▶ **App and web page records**

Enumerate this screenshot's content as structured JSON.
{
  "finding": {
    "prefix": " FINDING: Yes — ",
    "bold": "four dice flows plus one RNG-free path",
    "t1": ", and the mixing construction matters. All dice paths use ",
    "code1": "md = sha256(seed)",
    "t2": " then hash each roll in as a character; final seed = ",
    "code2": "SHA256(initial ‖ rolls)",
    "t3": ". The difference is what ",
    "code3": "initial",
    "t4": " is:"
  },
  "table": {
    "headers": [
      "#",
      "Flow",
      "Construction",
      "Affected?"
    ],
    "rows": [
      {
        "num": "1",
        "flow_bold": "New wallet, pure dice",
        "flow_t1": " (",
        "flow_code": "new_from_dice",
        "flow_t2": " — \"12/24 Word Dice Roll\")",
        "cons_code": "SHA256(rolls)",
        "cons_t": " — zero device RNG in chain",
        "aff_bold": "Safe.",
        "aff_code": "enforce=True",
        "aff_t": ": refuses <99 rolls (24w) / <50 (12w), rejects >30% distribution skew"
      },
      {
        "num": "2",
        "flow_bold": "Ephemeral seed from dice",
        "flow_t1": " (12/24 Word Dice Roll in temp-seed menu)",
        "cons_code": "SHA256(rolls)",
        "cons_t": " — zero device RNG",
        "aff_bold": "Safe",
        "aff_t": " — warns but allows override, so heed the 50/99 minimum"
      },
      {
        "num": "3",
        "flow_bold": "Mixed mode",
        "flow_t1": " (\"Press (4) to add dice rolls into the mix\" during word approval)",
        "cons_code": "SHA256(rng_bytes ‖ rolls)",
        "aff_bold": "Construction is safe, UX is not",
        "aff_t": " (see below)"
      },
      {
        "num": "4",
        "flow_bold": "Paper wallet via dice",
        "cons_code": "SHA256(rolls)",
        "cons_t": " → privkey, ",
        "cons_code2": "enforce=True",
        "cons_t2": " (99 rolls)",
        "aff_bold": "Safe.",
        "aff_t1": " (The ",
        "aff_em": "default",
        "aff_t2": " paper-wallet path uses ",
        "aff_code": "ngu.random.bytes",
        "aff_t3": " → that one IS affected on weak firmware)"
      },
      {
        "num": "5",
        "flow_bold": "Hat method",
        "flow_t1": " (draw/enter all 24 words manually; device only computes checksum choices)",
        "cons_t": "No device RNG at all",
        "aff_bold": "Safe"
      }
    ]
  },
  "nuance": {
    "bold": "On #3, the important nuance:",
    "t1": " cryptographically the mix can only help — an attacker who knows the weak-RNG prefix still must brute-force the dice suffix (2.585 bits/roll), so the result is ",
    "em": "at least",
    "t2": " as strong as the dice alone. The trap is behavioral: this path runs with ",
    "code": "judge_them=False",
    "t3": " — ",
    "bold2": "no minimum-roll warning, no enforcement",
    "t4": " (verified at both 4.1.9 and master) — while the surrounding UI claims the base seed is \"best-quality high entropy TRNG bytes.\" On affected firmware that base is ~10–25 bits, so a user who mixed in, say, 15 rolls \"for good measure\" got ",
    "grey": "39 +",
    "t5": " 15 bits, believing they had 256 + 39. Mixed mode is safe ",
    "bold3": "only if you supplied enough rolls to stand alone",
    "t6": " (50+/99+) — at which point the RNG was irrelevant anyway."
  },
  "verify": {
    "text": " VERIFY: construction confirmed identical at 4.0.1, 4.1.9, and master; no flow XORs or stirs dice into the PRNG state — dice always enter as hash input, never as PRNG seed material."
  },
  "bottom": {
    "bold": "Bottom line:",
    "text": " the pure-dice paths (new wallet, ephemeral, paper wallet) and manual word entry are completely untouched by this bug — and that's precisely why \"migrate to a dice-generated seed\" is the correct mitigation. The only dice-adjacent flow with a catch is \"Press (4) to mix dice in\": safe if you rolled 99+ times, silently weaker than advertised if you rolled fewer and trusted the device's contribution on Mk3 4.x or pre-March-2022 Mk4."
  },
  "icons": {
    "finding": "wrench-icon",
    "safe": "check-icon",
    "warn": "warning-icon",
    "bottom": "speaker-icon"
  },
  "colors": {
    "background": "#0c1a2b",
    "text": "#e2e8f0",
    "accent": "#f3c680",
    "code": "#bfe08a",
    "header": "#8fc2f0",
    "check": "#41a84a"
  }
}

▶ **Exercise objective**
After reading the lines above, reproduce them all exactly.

▶ **Response to the task**
Enumerate this screenshot's content as structured JSON.
{
  "finding": {
    "prefix": " FINDING: Yes — ",
    "bold": "four dice flows plus one RNG-free path",
    "t1": ", and the mixing construction matters. All dice paths use ",
    "code1": "md = sha256(seed)",
    "t2": " then hash each roll in as a character; final seed = ",
    "code2": "SHA256(initial ‖ rolls)",
    "t3": ". The difference is what ",
    "code3": "initial",
    "t4": " is:"
  },
  "table": {
    "headers": [
      "#",
      "Flow",
      "Construction",
      "Affected?"
    ],
    "rows": [
      {
        "num": "1",
        "flow_bold": "New wallet, pure dice",
        "flow_t1": " (",
        "flow_code": "new_from_dice",
        "flow_t2": " — \"12/24 Word Dice Roll\")",
        "cons_code": "SHA256(rolls)",
        "cons_t": " — zero device RNG in chain",
        "aff_bold": "Safe.",
        "aff_code": "enforce=True",
        "aff_t": ": refuses <99 rolls (24w) / <50 (12w), rejects >30% distribution skew"
      },
      {
        "num": "2",
        "flow_bold": "Ephemeral seed from dice",
        "flow_t1": " (12/24 Word Dice Roll in temp-seed menu)",
        "cons_code": "SHA256(rolls)",
        "cons_t": " — zero device RNG",
        "aff_bold": "Safe",
        "aff_t": " — warns but allows override, so heed the 50/99 minimum"
      },
      {
        "num": "3",
        "flow_bold": "Mixed mode",
        "flow_t1": " (\"Press (4) to add dice rolls into the mix\" during word approval)",
        "cons_code": "SHA256(rng_bytes ‖ rolls)",
        "aff_bold": "Construction is safe, UX is not",
        "aff_t": " (see below)"
      },
      {
        "num": "4",
        "flow_bold": "Paper wallet via dice",
        "cons_code": "SHA256(rolls)",
        "cons_t": " → privkey, ",
        "cons_code2": "enforce=True",
        "cons_t2": " (99 rolls)",
        "aff_bold": "Safe.",
        "aff_t1": " (The ",
        "aff_em": "default",
        "aff_t2": " paper-wallet path uses ",
        "aff_code": "ngu.random.bytes",
        "aff_t3": " → that one IS affected on weak firmware)"
      },
      {
        "num": "5",
        "flow_bold": "Hat method",
        "flow_t1": " (draw/enter all 24 words manually; device only computes checksum choices)",
        "cons_t": "No device RNG at all",
        "aff_bold": "Safe"
      }
    ]
  },
  "nuance": {
    "bold": "On #3, the important nuance:",
    "t1": " cryptographically the mix can only help — an attacker who knows the weak-RNG prefix still must brute-force the dice suffix (2.585 bits/roll), so the result is ",
    "em": "at least",
    "t2": " as strong as the dice alone. The trap is behavioral: this path runs with ",
    "code": "judge_them=False",
    "t3": " — ",
    "bold2": "no minimum-roll warning, no enforcement",
    "t4": " (verified at both 4.1.9 and master) — while the surrounding UI claims the base seed is \"best-quality high entropy TRNG bytes.\" On affected firmware that base is ~10–25 bits, so a user who mixed in, say, 15 rolls \"for good measure\" got ",
    "grey": "39 +",
    "t5": " 15 bits, believing they had 256 + 39. Mixed mode is safe ",
    "bold3": "only if you supplied enough rolls to stand alone",
    "t6": " (50+/99+) — at which point the RNG was irrelevant anyway."
  },
  "verify": {
    "text": " VERIFY: construction confirmed identical at 4.0.1, 4.1.9, and master; no flow XORs or stirs dice into the PRNG state — dice always enter as hash input, never as PRNG seed material."
  },
  "bottom": {
    "bold": "Bottom line:",
    "text": " the pure-dice paths (new wallet, ephemeral, paper wallet) and manual word entry are completely untouched by this bug — and that's precisely why \"migrate to a dice-generated seed\" is the correct mitigation. The only dice-adjacent flow with a catch is \"Press (4) to mix dice in\": safe if you rolled 99+ times, silently weaker than advertised if you rolled fewer and trusted the device's contribution on Mk3 4.x or pre-March-2022 Mk4."
  },
  "icons": {
    "finding": "wrench-icon",
    "safe": "check-icon",
    "warn": "warning-icon",
    "bottom": "speaker-icon"
  },
  "colors": {
    "background": "#0c1a2b",
    "text": "#e2e8f0",
    "accent": "#f3c680",
    "code": "#bfe08a",
    "header": "#8fc2f0",
    "check": "#41a84a"
  }
}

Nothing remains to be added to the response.